|Scott Jennings (Courier-Journal photo)|
“The system, as it has evolved since I first started in politics, now offers outside groups the opportunity to speak as much or more than candidates in some cases because of the contribution limits placed on campaigns,” Jennings elaborated in an email after speaking to the class.
“The current system almost guarantees that a significant amount of money will be spent in major elections on behalf of candidates who cannot legally control the message generated by that spending. I think democracy is more vibrant when people are free to speak in elections; I just think it's kind of silly that candidates themselves – the people brave enough to put their names on the ballot – can’t influence some of the messages that will ultimately be delivered to their benefit.”
He pointed out that this was the first campaign for a federal office in Kentucky since the 2010 Citizens United ruling, which gave corporations and unions the right to make unlimited campaign contributions.
The exact amount Jennings spent is unknown because the Kentucky Opportunity Coalition is a social welfare organization, which under 501(c)(4) of the Internal Revenue Code cannot spend its money primarily on politics.
Jennings said most of the KOC’s money was spent on "issue ads," which don't call for viewers to vote one way or another and thus aren’t considered political.
As a 501(c)(4) organization, KOC does not have to reveal its donors, but Jennings said the vast majority of its money came from out of state. That was also the case with Kentuckians for Strong Leadership, which is registered under Section 527 of the tax code and does reveal its contributors.
The two biggest players for Grimes were the Senate Majority PAC, affiliated with Senate Majority Leader Harry Reid, and the Democratic Senatorial Campaign Committee, which spent a combined total of $7,830,234, according to the Center for Responsive Politics’ compilation (at www.opensecrets.org) of reports filed with the Federal Election Commission. Jennings noted that out-of-state political operatives ran both committees.
Grimes benefited from $1.34 million in labor-union spending, but it was fragmented, which Jennings said is one of the problems with outside spending. "It can become extremely ineffective," he said.
Jennings said that nationally, Democrats were more successful raising super PAC money. However, Jennings successfully played the role of third major player in the Kentucky race, Grimes campaign manager Jonathan Hurst told the journalism class this week.

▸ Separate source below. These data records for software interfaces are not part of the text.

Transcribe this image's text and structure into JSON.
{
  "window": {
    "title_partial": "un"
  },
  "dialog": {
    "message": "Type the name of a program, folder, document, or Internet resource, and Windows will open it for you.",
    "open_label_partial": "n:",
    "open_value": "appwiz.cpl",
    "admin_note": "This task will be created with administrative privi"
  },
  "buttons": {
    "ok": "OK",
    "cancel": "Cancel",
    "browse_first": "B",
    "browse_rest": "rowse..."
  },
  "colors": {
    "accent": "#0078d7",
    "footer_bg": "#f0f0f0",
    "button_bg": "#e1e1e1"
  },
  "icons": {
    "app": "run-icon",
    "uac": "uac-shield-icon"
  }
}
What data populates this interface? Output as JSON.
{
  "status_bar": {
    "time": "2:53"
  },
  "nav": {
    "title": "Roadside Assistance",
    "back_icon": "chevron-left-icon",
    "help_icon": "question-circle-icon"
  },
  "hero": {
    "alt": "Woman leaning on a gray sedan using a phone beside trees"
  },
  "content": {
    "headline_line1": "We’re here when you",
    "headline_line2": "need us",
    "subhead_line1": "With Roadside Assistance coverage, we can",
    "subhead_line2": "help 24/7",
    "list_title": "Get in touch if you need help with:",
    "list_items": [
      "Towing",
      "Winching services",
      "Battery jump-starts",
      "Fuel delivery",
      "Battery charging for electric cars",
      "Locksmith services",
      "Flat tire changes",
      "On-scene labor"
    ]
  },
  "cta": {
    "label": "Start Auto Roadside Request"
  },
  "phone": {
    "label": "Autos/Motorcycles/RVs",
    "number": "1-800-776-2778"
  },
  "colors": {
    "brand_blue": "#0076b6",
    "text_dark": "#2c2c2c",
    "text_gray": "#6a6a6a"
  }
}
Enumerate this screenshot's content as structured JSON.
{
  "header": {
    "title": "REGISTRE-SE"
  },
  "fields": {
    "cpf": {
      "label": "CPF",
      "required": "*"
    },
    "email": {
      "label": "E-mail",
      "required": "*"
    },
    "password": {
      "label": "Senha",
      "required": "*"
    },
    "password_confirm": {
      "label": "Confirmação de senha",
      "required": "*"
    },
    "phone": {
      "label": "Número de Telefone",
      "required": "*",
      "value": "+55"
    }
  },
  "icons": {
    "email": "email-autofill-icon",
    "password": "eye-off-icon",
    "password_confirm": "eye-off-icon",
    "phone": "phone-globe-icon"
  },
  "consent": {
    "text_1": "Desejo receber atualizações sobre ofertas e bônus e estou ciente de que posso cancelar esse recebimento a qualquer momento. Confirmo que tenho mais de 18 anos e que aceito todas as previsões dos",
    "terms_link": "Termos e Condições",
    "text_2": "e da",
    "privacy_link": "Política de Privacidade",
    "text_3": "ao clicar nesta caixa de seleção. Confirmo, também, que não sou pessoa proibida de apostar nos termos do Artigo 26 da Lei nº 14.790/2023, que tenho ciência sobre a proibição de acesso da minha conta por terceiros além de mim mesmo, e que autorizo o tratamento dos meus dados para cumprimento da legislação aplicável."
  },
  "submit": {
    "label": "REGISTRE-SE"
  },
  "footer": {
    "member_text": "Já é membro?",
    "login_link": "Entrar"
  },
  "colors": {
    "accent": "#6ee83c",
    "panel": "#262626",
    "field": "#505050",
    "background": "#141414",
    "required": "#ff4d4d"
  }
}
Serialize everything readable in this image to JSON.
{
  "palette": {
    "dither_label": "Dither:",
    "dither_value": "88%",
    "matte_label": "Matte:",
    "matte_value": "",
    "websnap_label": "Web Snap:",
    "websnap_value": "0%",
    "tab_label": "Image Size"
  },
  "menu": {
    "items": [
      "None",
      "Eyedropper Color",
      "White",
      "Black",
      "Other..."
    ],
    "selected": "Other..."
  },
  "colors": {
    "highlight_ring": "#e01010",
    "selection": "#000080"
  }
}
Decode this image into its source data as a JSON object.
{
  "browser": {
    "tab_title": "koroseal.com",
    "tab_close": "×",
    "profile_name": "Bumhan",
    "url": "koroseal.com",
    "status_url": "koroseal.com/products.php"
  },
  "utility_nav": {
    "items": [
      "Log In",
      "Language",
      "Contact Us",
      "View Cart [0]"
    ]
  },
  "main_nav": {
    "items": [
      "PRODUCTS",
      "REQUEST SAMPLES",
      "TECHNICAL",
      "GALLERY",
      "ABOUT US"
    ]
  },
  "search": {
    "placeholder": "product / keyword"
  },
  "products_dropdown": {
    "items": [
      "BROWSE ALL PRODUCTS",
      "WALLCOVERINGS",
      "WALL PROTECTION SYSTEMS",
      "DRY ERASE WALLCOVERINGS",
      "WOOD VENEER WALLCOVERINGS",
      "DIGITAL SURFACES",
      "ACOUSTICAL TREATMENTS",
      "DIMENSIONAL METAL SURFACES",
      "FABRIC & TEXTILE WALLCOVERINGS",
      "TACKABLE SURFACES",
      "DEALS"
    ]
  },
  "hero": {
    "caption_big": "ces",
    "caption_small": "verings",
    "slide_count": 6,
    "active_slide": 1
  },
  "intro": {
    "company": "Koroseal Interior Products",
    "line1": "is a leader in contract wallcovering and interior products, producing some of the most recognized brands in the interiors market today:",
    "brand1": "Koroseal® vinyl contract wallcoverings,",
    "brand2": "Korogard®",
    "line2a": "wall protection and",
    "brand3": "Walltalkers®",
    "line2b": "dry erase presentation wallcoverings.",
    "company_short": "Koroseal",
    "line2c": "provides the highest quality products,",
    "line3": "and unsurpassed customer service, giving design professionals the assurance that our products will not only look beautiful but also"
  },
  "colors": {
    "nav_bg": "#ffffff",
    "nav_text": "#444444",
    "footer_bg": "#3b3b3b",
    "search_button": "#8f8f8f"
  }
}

Hurst said that while McConnell was focusing on defeating Tea Party-backed Matt Bevin in the Republican primary, the Grimes campaign had to deal with attacks from Jennings and his organizations, who were already pounding the idea of Grimes being President Obama’s Kentucky candidate.
Jennings was so influential in the race that the Kentucky Opportunity Coalition became the focus of an Oct. 29 report from the Center for Public Integrity, a nonprofit, nonpartisan investigative news organization in Washington, D.C. It said “No other group has had a larger footprint in Kentucky's U.S. Senate race.”
He added, “I strongly support the right of anyone to donate to political candidates and organizations. And I think it's a good thing when we have a free flowing marketplace of ideas.”